ACTION ITEM
What is the number of lines in the data below that hold the word "heading"? Give nothing beyond that number.
--- RECORDS FOR THIS EXERCISE ---
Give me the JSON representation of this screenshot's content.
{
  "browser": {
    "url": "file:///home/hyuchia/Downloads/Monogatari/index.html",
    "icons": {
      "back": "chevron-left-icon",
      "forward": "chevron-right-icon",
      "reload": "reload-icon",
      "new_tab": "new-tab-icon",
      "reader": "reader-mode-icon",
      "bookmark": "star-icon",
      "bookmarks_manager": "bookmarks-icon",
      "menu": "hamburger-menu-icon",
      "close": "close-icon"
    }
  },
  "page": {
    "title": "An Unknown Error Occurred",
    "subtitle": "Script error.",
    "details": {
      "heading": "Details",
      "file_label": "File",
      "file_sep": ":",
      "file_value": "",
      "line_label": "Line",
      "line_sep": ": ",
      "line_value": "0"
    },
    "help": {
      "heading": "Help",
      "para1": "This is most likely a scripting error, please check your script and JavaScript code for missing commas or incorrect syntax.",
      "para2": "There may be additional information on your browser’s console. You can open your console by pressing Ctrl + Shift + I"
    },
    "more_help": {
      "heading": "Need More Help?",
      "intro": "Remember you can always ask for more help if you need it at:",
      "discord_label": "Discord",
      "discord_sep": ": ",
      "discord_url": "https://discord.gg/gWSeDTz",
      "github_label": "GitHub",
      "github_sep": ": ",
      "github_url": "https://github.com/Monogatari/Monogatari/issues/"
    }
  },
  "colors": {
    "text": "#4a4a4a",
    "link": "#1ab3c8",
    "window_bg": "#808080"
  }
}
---
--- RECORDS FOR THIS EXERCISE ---
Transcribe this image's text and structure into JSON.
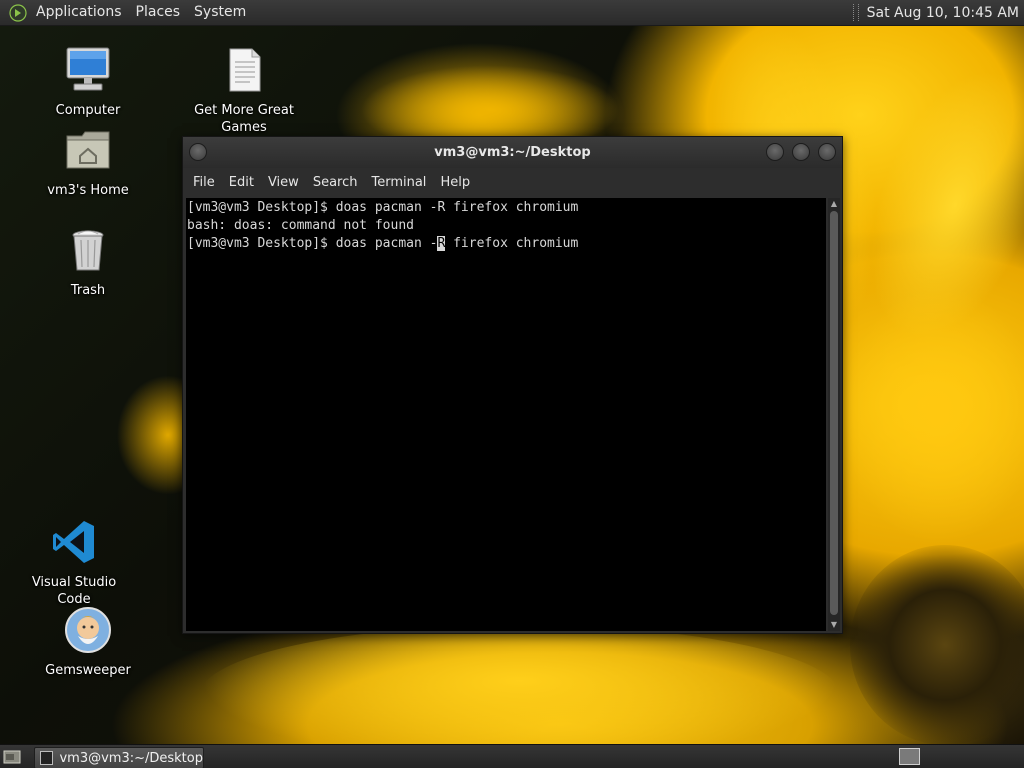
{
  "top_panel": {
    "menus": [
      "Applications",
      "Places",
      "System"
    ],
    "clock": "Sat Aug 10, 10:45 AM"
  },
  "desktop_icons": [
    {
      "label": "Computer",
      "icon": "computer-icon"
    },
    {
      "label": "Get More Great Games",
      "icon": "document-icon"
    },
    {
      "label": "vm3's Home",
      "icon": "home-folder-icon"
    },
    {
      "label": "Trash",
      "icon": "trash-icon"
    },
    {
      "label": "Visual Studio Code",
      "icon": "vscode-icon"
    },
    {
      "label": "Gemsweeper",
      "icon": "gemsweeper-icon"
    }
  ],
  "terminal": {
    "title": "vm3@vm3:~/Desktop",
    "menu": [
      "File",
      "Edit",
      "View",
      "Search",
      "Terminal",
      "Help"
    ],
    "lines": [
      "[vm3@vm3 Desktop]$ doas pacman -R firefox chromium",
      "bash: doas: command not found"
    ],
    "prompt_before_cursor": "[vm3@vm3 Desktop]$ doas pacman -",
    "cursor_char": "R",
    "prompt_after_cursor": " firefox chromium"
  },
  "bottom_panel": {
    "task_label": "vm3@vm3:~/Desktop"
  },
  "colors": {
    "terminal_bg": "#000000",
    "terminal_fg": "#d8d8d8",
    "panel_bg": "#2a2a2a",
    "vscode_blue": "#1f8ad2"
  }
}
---
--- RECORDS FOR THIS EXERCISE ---
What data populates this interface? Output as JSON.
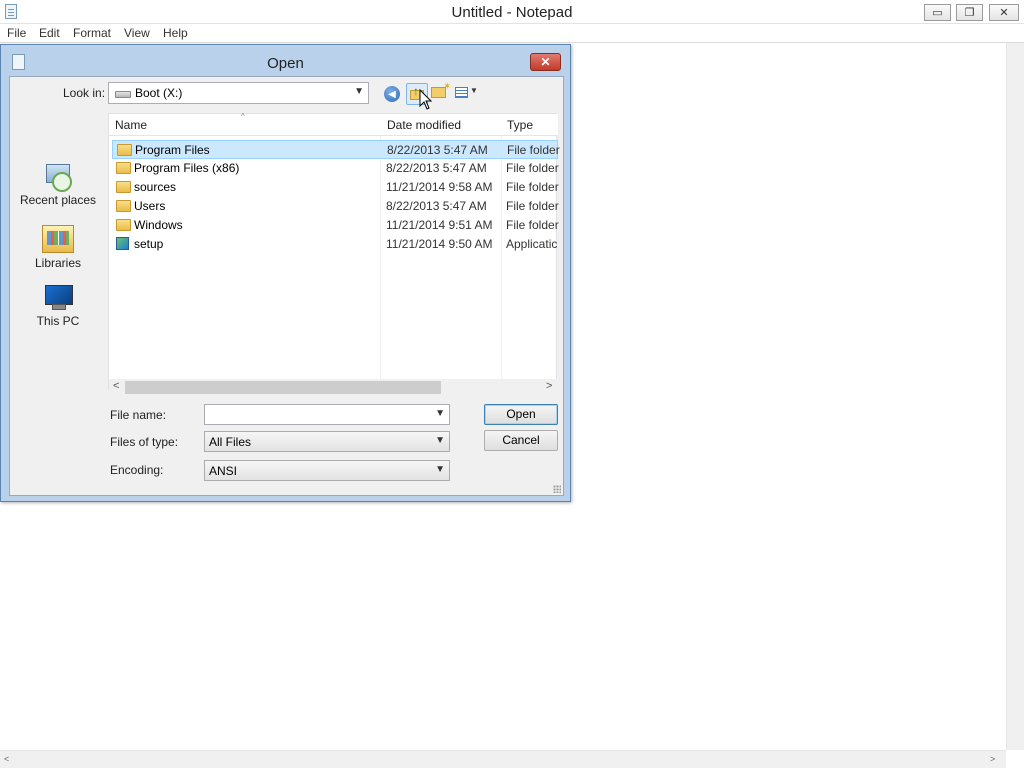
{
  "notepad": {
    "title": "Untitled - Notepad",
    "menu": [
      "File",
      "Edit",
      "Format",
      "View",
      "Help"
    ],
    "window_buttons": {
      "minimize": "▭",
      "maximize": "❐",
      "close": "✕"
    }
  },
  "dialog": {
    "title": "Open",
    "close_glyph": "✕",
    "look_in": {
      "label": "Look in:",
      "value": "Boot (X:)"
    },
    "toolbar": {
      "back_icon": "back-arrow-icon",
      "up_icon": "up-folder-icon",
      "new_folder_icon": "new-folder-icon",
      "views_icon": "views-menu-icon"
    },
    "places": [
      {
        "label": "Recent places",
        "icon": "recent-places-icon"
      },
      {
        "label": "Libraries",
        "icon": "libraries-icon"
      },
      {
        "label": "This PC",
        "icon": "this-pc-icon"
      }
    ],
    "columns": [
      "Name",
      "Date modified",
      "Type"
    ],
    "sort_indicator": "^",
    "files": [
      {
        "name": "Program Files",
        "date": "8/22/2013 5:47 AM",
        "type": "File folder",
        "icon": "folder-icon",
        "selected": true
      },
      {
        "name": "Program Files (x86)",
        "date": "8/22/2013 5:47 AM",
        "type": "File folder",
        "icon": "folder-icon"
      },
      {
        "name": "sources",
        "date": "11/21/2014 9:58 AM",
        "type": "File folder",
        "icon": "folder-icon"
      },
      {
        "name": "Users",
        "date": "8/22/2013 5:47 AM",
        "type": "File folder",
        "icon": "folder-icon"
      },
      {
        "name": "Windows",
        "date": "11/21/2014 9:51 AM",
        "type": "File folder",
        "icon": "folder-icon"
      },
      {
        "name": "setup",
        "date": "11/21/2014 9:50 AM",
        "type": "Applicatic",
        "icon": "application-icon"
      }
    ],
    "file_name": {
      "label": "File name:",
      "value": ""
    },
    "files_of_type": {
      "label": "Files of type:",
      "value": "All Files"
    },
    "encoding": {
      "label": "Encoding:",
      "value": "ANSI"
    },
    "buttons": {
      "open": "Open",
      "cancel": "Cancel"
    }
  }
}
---
RESULT OF THIS EXERCISE
3